Bronx, NY – Oct. 4, 2017 – A baby gelada (Theropithecus gelada) has made its public debut at the Bronx Zoo.   The Bronx Zoo is the only zoo in the U.S. breeding geladas and is one of only two that exhibit the species. 

The baby was born on August 30 to first-time mother, NAME, and father, Gore. At only four weeks old, the infant is still clinging to mom and drawing a lot of attention from the rest of the family unit. Altogether, the group is made up of one adult male, three adult females, two juveniles, and the baby.

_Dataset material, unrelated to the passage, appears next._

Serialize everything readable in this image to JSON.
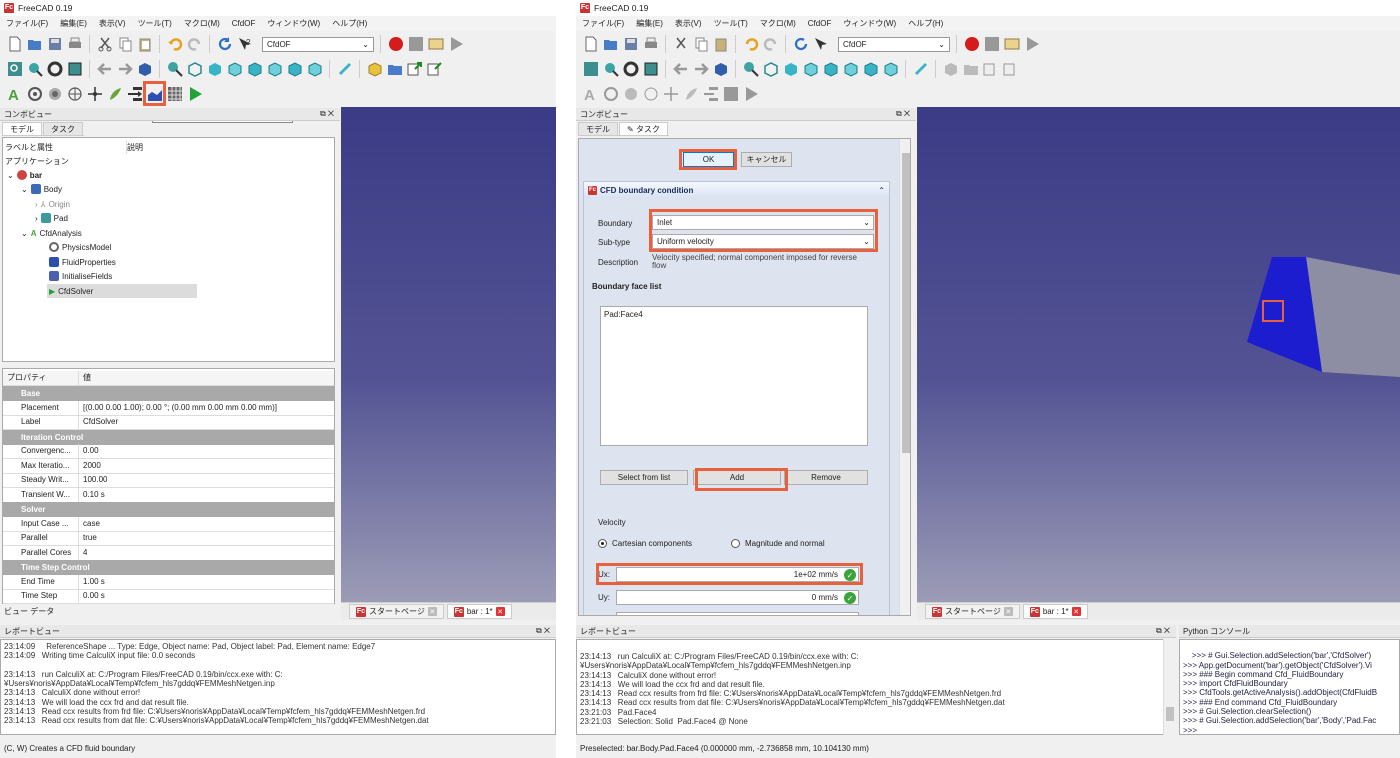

“This is an exciting time with a lot of interesting dynamics and activity with an infant and two juvenile geladas in our troop in the zoo’s Baboon Reserve.” said Jim Breheny, WCS Executive Vice President, Bronx Zoo Director, and General Director of WCS’s Zoos and Aquarium. “Being able to watch the social interactions within the group allows visitors to better understand how gelada live in their family units and behave during the various developmental stages. It is an inspiring sight that transports you to the East African highlands.”

Geladas are primates that are endemic to Ethiopia. They are sometimes called “gelada baboons” or “bleeding heart baboons” for the characteristic red patch of skin on their chests, but are more closely related to mangabeys. The female’s red patch becomes more pronounced during the mating season to attract males. The males have a beautiful flowing cape of long hair on their backs that resembles a shawl.

Geladas are a graminivores, and are unique among primates in that they feed primarily on grasses. Adult males have prominent canines that they use to display to other competing males, and they will communicate to each other through a wide range of vocalizations, facial gestures and body postures.

The zoo’s Baboon Reserve, where the geladas have called home since 1990, is representative of the natural habitat of the geladas’ native Ethiopian highlands.  The exhibit also includes Nubian ibex (Capra nubiana), a species of long-horned mountain goat that is adapted to steep mountainous habitats, and rock hyrax (Procavia capensis), a small, terrestrial mammal that lives among boulders, rock crevices and cliffs.